ENTRIES SUPPLIED:
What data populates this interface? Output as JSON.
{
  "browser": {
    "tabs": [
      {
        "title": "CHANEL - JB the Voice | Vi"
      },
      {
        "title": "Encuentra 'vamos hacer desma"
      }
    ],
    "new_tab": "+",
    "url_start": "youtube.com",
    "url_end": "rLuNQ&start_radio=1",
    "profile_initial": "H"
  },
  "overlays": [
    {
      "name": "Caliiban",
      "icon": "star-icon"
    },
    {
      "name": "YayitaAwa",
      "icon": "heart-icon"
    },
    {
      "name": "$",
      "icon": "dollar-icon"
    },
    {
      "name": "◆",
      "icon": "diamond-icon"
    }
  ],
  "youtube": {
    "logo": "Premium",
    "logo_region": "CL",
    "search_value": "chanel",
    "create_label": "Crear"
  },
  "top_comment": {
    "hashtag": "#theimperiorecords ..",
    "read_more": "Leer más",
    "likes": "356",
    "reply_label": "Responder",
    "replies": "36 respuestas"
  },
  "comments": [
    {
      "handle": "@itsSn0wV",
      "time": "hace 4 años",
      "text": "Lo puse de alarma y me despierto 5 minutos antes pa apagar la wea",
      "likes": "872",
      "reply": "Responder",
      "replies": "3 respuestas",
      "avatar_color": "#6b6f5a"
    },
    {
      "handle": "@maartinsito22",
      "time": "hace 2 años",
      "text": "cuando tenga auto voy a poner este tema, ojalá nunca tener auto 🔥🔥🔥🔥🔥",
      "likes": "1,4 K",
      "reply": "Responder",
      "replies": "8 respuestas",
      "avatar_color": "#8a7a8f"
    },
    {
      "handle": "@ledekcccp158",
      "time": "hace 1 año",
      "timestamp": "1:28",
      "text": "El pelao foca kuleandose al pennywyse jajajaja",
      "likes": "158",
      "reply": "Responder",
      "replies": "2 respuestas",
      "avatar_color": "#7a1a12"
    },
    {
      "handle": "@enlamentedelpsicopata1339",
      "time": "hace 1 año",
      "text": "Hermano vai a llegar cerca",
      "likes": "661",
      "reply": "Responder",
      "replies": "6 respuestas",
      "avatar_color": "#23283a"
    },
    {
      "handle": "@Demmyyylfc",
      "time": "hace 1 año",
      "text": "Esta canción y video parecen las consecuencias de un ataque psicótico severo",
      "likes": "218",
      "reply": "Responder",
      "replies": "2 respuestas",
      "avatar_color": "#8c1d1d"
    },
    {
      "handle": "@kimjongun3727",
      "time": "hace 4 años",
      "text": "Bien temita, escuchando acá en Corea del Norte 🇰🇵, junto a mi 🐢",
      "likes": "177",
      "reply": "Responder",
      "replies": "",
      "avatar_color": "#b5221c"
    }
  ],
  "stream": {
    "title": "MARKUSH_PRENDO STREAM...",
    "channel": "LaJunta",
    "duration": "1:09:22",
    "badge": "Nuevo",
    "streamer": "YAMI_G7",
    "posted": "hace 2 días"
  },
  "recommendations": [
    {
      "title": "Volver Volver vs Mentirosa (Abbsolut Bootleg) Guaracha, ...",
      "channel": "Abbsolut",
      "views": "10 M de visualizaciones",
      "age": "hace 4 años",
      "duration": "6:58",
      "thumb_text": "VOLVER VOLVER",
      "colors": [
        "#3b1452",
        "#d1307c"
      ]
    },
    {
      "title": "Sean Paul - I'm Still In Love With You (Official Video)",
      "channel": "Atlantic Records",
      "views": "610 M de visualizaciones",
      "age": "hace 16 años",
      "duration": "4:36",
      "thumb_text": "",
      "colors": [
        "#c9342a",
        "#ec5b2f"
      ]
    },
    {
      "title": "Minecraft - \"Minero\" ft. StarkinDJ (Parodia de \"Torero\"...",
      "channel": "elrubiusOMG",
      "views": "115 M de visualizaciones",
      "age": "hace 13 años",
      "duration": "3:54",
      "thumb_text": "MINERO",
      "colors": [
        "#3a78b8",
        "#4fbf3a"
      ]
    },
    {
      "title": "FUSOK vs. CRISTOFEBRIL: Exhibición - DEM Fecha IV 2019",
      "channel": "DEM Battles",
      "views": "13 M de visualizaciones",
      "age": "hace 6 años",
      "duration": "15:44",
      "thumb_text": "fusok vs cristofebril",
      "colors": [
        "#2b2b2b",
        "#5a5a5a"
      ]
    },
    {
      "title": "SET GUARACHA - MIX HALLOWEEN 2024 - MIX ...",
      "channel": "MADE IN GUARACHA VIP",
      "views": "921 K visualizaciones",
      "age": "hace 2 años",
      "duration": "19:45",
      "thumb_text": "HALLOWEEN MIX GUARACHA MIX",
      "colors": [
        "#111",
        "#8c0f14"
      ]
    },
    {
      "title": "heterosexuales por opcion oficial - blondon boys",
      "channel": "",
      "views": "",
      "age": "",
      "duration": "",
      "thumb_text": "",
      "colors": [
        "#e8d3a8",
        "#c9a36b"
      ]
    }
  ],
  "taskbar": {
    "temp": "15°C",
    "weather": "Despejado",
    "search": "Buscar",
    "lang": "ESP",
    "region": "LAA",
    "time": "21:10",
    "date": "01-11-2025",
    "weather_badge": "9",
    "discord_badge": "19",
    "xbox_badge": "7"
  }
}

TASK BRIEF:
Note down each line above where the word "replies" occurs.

RESPONSE TO THE TASK:
    "replies": "36 respuestas"
      "replies": "3 respuestas",
      "replies": "8 respuestas",
      "replies": "2 respuestas",
      "replies": "6 respuestas",
      "replies": "2 respuestas",
      "replies": "",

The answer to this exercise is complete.